◆ **What to produce**:
Would you please return the lines of the material that contain the word "JSON"?
......
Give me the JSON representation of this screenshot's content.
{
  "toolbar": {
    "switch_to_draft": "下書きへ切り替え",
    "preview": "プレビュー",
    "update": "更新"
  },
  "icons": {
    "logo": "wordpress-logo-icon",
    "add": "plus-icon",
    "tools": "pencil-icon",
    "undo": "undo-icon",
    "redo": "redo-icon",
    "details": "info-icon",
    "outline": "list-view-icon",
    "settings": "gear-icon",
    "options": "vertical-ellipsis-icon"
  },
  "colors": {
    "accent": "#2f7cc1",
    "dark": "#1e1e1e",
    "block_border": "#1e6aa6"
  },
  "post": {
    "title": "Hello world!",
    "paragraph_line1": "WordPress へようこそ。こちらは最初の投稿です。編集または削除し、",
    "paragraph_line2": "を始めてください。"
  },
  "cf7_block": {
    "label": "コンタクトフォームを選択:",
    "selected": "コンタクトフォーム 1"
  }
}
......
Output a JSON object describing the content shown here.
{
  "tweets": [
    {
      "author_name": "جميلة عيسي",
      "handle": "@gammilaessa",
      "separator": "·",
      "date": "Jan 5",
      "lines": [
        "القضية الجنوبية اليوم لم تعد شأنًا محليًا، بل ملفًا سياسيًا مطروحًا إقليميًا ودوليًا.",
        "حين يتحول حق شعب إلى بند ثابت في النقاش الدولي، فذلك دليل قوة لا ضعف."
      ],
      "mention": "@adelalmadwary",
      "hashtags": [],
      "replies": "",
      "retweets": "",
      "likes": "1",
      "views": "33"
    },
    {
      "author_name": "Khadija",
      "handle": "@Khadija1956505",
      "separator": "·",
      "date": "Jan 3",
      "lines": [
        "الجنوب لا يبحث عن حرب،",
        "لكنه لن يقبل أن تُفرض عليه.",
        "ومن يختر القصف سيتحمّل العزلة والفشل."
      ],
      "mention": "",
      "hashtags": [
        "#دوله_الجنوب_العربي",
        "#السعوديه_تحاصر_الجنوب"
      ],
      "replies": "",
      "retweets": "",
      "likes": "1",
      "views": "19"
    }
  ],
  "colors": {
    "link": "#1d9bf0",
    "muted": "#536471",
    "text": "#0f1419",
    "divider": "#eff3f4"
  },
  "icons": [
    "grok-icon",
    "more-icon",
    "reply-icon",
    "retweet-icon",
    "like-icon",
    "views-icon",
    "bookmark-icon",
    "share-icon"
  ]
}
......
◆ **Completed exercise**:
Give me the JSON representation of this screenshot's content.
Output a JSON object describing the content shown here.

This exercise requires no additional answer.